• _The problem_
Please print all the lines below exactly as they are written.

── Task input ──

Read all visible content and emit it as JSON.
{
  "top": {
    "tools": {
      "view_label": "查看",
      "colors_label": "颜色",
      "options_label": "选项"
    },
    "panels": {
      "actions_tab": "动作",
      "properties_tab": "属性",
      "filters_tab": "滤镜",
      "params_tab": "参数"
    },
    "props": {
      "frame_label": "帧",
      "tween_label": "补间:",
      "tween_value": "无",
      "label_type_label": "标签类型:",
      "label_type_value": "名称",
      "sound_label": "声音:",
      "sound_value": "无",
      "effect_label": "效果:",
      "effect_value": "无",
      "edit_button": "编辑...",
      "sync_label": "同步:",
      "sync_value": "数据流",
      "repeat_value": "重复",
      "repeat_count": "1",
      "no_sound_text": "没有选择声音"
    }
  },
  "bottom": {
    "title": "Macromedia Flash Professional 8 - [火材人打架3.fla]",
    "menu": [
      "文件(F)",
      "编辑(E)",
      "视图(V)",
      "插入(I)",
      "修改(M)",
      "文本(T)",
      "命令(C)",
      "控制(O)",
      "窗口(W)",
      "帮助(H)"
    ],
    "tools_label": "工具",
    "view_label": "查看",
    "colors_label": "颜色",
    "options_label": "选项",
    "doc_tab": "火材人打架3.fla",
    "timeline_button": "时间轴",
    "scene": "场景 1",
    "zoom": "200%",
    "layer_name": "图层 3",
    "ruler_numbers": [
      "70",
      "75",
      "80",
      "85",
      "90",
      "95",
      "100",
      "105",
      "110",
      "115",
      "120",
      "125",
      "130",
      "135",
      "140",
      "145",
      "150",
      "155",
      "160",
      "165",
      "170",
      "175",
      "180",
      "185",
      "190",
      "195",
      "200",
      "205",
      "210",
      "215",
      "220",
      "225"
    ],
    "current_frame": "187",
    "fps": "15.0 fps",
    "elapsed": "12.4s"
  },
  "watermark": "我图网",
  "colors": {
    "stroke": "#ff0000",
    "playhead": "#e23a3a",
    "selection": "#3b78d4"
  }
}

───

• _The completed task_
Read all visible content and emit it as JSON.
{
  "top": {
    "tools": {
      "view_label": "查看",
      "colors_label": "颜色",
      "options_label": "选项"
    },
    "panels": {
      "actions_tab": "动作",
      "properties_tab": "属性",
      "filters_tab": "滤镜",
      "params_tab": "参数"
    },
    "props": {
      "frame_label": "帧",
      "tween_label": "补间:",
      "tween_value": "无",
      "label_type_label": "标签类型:",
      "label_type_value": "名称",
      "sound_label": "声音:",
      "sound_value": "无",
      "effect_label": "效果:",
      "effect_value": "无",
      "edit_button": "编辑...",
      "sync_label": "同步:",
      "sync_value": "数据流",
      "repeat_value": "重复",
      "repeat_count": "1",
      "no_sound_text": "没有选择声音"
    }
  },
  "bottom": {
    "title": "Macromedia Flash Professional 8 - [火材人打架3.fla]",
    "menu": [
      "文件(F)",
      "编辑(E)",
      "视图(V)",
      "插入(I)",
      "修改(M)",
      "文本(T)",
      "命令(C)",
      "控制(O)",
      "窗口(W)",
      "帮助(H)"
    ],
    "tools_label": "工具",
    "view_label": "查看",
    "colors_label": "颜色",
    "options_label": "选项",
    "doc_tab": "火材人打架3.fla",
    "timeline_button": "时间轴",
    "scene": "场景 1",
    "zoom": "200%",
    "layer_name": "图层 3",
    "ruler_numbers": [
      "70",
      "75",
      "80",
      "85",
      "90",
      "95",
      "100",
      "105",
      "110",
      "115",
      "120",
      "125",
      "130",
      "135",
      "140",
      "145",
      "150",
      "155",
      "160",
      "165",
      "170",
      "175",
      "180",
      "185",
      "190",
      "195",
      "200",
      "205",
      "210",
      "215",
      "220",
      "225"
    ],
    "current_frame": "187",
    "fps": "15.0 fps",
    "elapsed": "12.4s"
  },
  "watermark": "我图网",
  "colors": {
    "stroke": "#ff0000",
    "playhead": "#e23a3a",
    "selection": "#3b78d4"
  }
}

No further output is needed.